[Website and app data records]
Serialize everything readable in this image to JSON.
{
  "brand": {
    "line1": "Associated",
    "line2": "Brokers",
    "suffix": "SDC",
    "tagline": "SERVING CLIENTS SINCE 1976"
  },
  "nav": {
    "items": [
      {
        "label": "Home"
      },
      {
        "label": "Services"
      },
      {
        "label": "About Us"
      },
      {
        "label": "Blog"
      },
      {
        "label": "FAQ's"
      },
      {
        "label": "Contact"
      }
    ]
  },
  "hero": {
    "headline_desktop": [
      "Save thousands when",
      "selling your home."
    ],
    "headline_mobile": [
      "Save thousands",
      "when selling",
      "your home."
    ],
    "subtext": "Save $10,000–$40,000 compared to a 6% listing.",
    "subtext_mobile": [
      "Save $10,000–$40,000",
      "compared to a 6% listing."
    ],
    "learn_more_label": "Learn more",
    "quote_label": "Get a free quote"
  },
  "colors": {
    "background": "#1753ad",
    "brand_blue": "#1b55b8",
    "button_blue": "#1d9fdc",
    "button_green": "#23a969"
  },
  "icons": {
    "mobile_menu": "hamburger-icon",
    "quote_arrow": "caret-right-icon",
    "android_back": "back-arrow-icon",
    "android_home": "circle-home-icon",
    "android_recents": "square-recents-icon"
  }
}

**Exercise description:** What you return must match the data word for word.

**The answer:**
Serialize everything readable in this image to JSON.
{
  "brand": {
    "line1": "Associated",
    "line2": "Brokers",
    "suffix": "SDC",
    "tagline": "SERVING CLIENTS SINCE 1976"
  },
  "nav": {
    "items": [
      {
        "label": "Home"
      },
      {
        "label": "Services"
      },
      {
        "label": "About Us"
      },
      {
        "label": "Blog"
      },
      {
        "label": "FAQ's"
      },
      {
        "label": "Contact"
      }
    ]
  },
  "hero": {
    "headline_desktop": [
      "Save thousands when",
      "selling your home."
    ],
    "headline_mobile": [
      "Save thousands",
      "when selling",
      "your home."
    ],
    "subtext": "Save $10,000–$40,000 compared to a 6% listing.",
    "subtext_mobile": [
      "Save $10,000–$40,000",
      "compared to a 6% listing."
    ],
    "learn_more_label": "Learn more",
    "quote_label": "Get a free quote"
  },
  "colors": {
    "background": "#1753ad",
    "brand_blue": "#1b55b8",
    "button_blue": "#1d9fdc",
    "button_green": "#23a969"
  },
  "icons": {
    "mobile_menu": "hamburger-icon",
    "quote_arrow": "caret-right-icon",
    "android_back": "back-arrow-icon",
    "android_home": "circle-home-icon",
    "android_recents": "square-recents-icon"
  }
}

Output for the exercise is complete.